Andrew Dignan’s review published on Letterboxd:
When I was a little kid, growing up solidly middle class, I had a lot of toys. But my parents, mindful of the expanding clutter that comes from the accumulation of “stuff,” presented me with an ultimatum: if I went long enough without playing with my toys then I’d have to get rid of them before I could get any new ones. They didn’t care what I did with them: throw them out, sell them at a yard sale, give them away to Goodwill… it didn’t matter to them. However the message was clear. Inactivity meant they were gone.
Now, there was an even far more insidious (sinister, even) option for my “unwanted” toys and that was to give them to my younger sister to play with. This struck me as supremely unfair. Why should I have to watch her benefit from something that was mine to begin with? It didn’t matter that the object of my obsession had lost most of its luster and that it had been providing diminishing returns for years. There was no way in hell I was going to just let her have it.
So every so often my parents would cast a suspicious glance at this particular toy and tell me, in essence, use it or lose it. So use it I would. Which was really getting quite pathetic as, having had the toy for over a decade, I’d run out of ideas about what to do with it. I’d slap a fresh coat of paint on it, attach some new decals to it and then devise an absurd and needlessly complex backstory to deceive myself into thinking it wasn’t all sadly familiar. I’d desperately try and convince myself that it was vital and new. But the harsh reality was I was wasting an enormous amount of time polishing a turd when really my energy would have been better spent just abandoning the played-out bauble and finding something new and original to devote myself to (because let’s face it: no matter what it was, it couldn’t *possibly* be any worse).
But the worst part about all of this was, while I was making a fool of myself, my sibling had accumulated some pretty cool toys of her own. And I couldn’t help but admire (marvel, even) at how she’d organically found a way to make all of her toys work together into something cohesive, breezy and fun (if not particularly substantive; we are talking, of course, about something meant for children) while I was being dour and living in the past.
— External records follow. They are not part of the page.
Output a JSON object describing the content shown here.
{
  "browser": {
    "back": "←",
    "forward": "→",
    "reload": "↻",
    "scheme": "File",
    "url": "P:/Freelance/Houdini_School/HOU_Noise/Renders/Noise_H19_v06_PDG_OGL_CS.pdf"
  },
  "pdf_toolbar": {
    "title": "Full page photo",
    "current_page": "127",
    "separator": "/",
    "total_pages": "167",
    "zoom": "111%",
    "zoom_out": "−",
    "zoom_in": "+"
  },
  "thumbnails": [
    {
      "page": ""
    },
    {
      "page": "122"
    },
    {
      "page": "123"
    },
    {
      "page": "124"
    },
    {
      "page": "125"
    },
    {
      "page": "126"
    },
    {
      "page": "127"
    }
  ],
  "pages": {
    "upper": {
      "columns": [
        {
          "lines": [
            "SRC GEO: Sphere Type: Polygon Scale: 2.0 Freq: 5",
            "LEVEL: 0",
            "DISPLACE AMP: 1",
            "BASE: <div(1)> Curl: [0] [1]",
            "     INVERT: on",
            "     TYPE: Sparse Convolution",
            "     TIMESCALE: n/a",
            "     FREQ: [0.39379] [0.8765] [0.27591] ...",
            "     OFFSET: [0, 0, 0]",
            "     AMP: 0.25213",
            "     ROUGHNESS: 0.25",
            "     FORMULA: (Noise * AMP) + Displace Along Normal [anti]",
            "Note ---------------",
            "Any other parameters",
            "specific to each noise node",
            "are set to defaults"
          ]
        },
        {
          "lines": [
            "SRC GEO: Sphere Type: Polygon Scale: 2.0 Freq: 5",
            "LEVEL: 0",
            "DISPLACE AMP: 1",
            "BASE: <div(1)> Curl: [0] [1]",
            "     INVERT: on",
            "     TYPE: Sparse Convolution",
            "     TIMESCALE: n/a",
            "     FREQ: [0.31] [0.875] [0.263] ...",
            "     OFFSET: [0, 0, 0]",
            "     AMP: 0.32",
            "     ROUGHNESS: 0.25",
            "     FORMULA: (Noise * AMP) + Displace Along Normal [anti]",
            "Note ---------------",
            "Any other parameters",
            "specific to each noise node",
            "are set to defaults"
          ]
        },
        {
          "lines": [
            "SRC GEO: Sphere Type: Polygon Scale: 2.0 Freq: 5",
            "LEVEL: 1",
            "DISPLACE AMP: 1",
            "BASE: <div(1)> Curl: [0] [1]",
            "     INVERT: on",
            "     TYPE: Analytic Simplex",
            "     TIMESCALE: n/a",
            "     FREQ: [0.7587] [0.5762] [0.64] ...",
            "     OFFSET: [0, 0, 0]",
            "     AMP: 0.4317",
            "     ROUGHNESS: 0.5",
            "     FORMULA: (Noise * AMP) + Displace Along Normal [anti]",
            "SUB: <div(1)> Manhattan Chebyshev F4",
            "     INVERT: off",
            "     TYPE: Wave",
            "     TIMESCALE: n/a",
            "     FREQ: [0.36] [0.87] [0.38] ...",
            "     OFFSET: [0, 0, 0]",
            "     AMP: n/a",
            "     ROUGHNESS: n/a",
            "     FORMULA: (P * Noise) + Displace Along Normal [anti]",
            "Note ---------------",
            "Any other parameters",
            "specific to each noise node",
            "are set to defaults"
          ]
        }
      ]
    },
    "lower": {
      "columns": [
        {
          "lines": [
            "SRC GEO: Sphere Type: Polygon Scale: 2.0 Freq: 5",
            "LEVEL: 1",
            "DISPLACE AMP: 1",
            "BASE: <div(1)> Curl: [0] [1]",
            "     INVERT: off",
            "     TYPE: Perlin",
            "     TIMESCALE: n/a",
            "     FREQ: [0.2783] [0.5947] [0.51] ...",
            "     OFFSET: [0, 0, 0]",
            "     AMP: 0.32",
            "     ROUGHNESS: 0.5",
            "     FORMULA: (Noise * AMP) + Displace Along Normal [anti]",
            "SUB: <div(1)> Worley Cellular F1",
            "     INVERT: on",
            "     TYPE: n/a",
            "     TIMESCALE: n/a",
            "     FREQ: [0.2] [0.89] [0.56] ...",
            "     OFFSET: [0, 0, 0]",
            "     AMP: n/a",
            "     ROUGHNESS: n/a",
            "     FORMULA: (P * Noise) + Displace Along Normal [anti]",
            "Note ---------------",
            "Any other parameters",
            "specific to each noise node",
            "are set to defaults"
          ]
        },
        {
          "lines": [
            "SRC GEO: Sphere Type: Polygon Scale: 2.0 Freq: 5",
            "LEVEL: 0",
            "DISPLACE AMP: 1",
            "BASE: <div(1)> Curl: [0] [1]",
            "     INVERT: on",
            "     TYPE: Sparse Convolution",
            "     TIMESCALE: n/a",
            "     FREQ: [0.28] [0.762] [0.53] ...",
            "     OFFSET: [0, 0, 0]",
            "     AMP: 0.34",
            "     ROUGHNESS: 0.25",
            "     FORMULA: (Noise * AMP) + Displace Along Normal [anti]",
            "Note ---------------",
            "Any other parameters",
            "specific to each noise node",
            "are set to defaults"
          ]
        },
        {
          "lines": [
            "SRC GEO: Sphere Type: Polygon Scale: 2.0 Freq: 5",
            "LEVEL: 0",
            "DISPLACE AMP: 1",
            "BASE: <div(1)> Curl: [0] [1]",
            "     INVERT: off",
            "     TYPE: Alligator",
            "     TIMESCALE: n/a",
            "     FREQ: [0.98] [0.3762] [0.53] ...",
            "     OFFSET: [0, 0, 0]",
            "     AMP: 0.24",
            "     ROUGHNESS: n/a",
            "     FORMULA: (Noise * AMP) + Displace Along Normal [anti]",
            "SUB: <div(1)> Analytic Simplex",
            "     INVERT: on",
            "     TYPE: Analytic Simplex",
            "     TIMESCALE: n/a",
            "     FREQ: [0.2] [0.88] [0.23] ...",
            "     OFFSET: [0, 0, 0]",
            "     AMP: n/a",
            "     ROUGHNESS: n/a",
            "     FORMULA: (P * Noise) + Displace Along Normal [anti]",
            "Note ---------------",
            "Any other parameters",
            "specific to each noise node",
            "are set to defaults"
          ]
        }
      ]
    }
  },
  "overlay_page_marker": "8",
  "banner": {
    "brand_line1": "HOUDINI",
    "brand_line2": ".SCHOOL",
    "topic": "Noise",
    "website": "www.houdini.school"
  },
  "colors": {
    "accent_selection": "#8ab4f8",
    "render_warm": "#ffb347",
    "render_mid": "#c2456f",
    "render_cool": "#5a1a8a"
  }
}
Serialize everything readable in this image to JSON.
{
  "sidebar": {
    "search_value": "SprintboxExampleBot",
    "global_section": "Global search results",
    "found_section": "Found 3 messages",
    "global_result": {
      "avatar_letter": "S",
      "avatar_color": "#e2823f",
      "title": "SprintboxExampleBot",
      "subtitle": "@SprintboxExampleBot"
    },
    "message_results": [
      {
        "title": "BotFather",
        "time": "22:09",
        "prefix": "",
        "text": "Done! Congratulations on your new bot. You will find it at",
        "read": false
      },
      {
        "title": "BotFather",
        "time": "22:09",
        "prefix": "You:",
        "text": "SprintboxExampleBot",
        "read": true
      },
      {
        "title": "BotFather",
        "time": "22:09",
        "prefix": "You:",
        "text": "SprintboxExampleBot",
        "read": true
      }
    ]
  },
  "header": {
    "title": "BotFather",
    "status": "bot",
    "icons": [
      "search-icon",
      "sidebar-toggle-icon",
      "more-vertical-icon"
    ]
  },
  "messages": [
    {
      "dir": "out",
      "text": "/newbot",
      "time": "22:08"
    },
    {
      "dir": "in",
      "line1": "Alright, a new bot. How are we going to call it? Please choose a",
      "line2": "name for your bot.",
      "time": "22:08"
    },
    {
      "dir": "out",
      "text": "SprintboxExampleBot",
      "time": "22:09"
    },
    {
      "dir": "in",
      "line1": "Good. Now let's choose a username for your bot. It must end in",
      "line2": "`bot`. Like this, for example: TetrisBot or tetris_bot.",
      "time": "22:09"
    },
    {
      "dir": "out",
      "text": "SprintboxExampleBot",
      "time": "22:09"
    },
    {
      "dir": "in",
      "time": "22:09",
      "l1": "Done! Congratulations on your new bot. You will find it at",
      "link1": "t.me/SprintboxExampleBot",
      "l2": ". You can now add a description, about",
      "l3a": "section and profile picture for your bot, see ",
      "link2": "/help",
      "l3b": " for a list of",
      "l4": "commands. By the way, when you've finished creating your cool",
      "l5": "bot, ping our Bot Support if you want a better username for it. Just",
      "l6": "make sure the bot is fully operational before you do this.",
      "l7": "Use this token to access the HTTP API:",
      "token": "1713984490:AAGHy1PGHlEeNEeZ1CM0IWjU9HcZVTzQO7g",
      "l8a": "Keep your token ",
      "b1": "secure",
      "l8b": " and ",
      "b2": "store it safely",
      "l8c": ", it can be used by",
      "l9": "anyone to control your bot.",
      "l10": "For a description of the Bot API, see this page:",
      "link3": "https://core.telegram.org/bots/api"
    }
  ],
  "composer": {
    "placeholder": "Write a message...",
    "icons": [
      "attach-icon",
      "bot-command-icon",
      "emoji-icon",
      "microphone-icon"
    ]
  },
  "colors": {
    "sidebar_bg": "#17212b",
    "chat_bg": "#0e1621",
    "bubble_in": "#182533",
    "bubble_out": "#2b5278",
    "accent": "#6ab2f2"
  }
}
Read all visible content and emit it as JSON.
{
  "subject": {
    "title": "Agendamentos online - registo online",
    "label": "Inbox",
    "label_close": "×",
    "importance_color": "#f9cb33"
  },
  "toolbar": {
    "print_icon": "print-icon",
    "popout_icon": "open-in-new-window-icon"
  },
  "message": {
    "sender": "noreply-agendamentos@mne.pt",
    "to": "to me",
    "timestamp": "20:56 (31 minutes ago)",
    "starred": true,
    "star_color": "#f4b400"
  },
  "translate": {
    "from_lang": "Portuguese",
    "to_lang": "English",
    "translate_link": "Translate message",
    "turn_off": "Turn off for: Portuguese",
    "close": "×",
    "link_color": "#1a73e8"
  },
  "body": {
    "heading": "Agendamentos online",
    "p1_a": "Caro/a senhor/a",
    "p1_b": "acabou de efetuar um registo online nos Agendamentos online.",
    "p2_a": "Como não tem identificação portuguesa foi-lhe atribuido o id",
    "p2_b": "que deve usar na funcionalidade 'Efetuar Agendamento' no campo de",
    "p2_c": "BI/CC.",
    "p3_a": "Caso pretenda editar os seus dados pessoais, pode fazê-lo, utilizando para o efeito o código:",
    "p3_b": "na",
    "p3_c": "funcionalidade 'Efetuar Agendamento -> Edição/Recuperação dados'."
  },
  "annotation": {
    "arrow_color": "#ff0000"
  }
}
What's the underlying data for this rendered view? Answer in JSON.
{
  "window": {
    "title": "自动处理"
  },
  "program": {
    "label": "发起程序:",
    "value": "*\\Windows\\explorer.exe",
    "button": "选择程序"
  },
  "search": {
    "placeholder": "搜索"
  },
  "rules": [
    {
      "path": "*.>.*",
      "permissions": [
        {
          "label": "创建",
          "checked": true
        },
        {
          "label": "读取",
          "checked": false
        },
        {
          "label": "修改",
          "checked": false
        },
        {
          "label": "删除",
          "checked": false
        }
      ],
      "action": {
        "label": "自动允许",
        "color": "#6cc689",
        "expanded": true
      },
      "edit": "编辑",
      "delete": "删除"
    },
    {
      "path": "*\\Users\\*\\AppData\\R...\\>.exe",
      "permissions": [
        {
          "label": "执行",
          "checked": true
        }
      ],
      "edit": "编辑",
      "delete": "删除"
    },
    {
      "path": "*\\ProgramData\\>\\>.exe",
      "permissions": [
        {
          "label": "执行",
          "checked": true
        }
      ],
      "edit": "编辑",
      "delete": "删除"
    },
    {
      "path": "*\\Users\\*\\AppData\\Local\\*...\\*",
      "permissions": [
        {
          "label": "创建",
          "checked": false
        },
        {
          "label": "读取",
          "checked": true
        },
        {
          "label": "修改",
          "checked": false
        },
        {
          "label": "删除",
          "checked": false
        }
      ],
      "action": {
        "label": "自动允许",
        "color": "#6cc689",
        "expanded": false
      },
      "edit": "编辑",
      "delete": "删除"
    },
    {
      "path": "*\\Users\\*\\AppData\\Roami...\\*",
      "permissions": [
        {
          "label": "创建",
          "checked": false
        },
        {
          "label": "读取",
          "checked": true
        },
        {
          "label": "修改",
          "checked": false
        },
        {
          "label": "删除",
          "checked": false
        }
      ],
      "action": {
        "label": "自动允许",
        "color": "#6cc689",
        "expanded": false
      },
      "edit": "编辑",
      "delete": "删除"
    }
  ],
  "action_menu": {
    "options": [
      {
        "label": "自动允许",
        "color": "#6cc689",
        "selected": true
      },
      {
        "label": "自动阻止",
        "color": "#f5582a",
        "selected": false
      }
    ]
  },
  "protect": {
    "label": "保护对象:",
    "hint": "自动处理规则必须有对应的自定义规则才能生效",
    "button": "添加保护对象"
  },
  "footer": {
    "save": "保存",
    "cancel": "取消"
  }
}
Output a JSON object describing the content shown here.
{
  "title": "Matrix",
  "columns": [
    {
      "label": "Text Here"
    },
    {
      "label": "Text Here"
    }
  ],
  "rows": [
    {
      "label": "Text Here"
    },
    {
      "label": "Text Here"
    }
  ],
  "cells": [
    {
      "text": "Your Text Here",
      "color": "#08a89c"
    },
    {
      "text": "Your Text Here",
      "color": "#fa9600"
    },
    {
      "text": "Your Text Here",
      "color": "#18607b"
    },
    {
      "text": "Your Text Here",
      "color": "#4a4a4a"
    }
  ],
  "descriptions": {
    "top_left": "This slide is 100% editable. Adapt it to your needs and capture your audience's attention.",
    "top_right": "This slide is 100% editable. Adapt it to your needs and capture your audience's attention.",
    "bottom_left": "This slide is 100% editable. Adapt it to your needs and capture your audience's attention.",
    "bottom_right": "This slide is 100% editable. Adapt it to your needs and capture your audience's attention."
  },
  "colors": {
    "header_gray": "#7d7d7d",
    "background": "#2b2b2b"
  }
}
And really, if I were smart about it I would have just given her my toy as not only would it have fit in perfectly with her toys but we probably both could have benefited from it. But I refused and continued to sadly trot out this piece of shit (toy) approximately every two years. Because I was a child and that’s how fucking children behave.